Unique Candles and Candle Holders
If there’s anything I’ve learned over Christmas market gifting from the past few years is that you can never go wrong with a candle, and the Ludwigsburg Christmas Market is FULL of candle vendors selling beautiful unique designs, both for candles and candle holders. I also love bringing these home as gifts because they travel well, and are tougher to break than fragile ornaments.
BUT hey, you can’t exactly visit a Christmas market without at least ogling some beautiful ornaments for your own tree. The selection of ornaments at Ludwigsburg Christmas Market is vast – they had some stalls selling bulk packages of baubles (like the ones below), they had some stalls selling hand painted and carved ornaments, and many others with unique offerings of their own.
Cute Garden Decor
A very unique stall that I spotted at the Ludwigsburg Christmas Market was this cute chalet selling garden decorations, including adorable scarf-wearing animals that made me wish so badly that I had a garden to house them in! This might not be the most practical gift if you’re travelling long-distance with minimal suitcase space, but tell me this set-up doesn’t just melt your heart?
Local Food Products
Lastly, one of my personal favourite things to buy at any market is local products – think jams, liqueurs, wines, etc. and Ludwigsburg had no shortage of these kinds of vendors. Definitely the most delicious souvenir you could get for yourself, and one that’s guaranteed to be unique and local.

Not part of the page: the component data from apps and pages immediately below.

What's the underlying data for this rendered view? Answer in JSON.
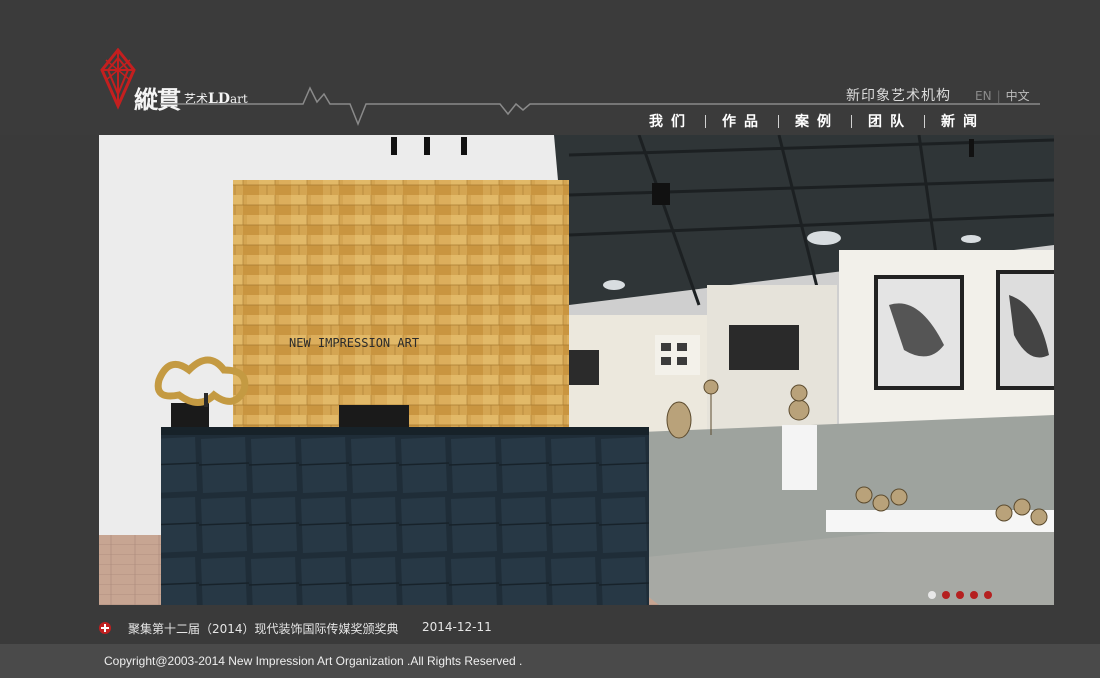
{
  "brand": {
    "name_cn": "縱貫",
    "name_sub": "艺术",
    "name_ld": "LD",
    "name_art": "art",
    "tagline": "新印象艺术机构"
  },
  "lang": {
    "en": "EN",
    "zh": "中文"
  },
  "nav": [
    {
      "label": "我们"
    },
    {
      "label": "作品"
    },
    {
      "label": "案例"
    },
    {
      "label": "团队"
    },
    {
      "label": "新闻"
    }
  ],
  "hero": {
    "wall_text": "NEW IMPRESSION ART",
    "slide_count": 5,
    "active_slide": 1
  },
  "news": {
    "title": "聚集第十二届（2014）现代装饰国际传媒奖颁奖典",
    "date": "2014-12-11"
  },
  "footer": {
    "copyright": "Copyright@2003-2014 New Impression Art Organization .All Rights Reserved ."
  },
  "colors": {
    "background": "#3a3a3a",
    "accent": "#c02020",
    "footer": "#4a4a4a"
  }
}
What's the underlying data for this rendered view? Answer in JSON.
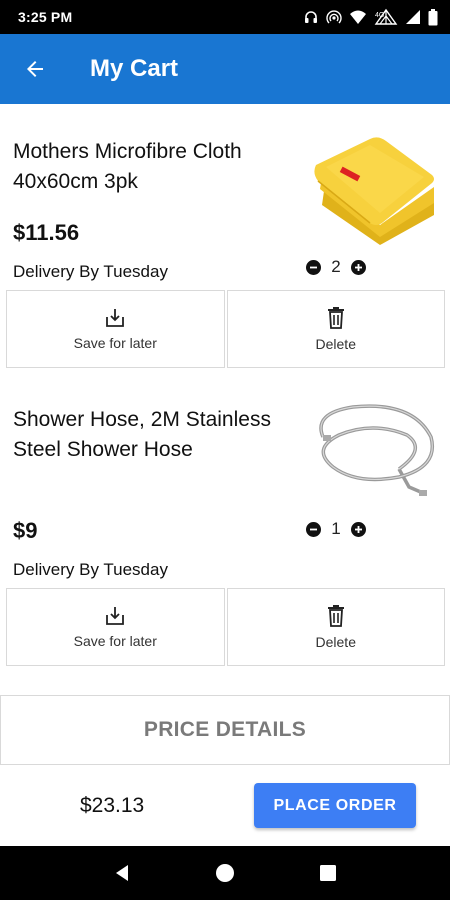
{
  "status_bar": {
    "time": "3:25 PM"
  },
  "header": {
    "title": "My Cart"
  },
  "cart_items": [
    {
      "name": "Mothers Microfibre Cloth 40x60cm 3pk",
      "price": "$11.56",
      "delivery": "Delivery By Tuesday",
      "quantity": "2",
      "image": "yellow-microfibre-cloth-image",
      "save_label": "Save for later",
      "delete_label": "Delete"
    },
    {
      "name": "Shower Hose, 2M Stainless Steel Shower Hose",
      "price": "$9",
      "delivery": "Delivery By Tuesday",
      "quantity": "1",
      "image": "shower-hose-image",
      "save_label": "Save for later",
      "delete_label": "Delete"
    }
  ],
  "price_details": {
    "label": "PRICE DETAILS"
  },
  "footer": {
    "total": "$23.13",
    "place_order_label": "PLACE ORDER"
  },
  "colors": {
    "app_bar": "#1976d2",
    "button": "#3d7ef4",
    "status_bar": "#000000"
  },
  "icons": [
    "back-arrow-icon",
    "headset-icon",
    "hotspot-icon",
    "wifi-icon",
    "network-icon",
    "signal-icon",
    "battery-icon",
    "minus-icon",
    "plus-icon",
    "save-icon",
    "trash-icon",
    "nav-back-icon",
    "nav-home-icon",
    "nav-recents-icon"
  ]
}
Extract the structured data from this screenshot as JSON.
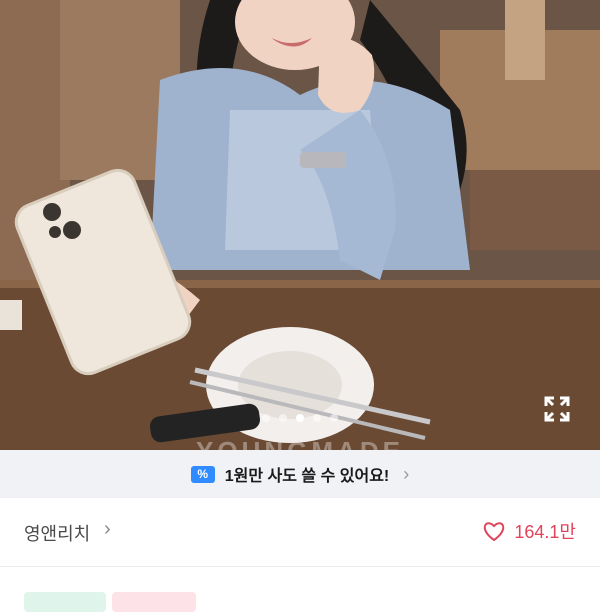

Any more questions about the Ludwigsburg Christmas Market?
I hope you enjoyed this detailed guide to the Ludwigsburg Baroque Christmas Market! I hope you take my word for it and make a stop in this little town when you are visiting the nearby markets in Stuttgart. Regardless, I hope you have a magical trip, and enjoy a few glühweins for me ; )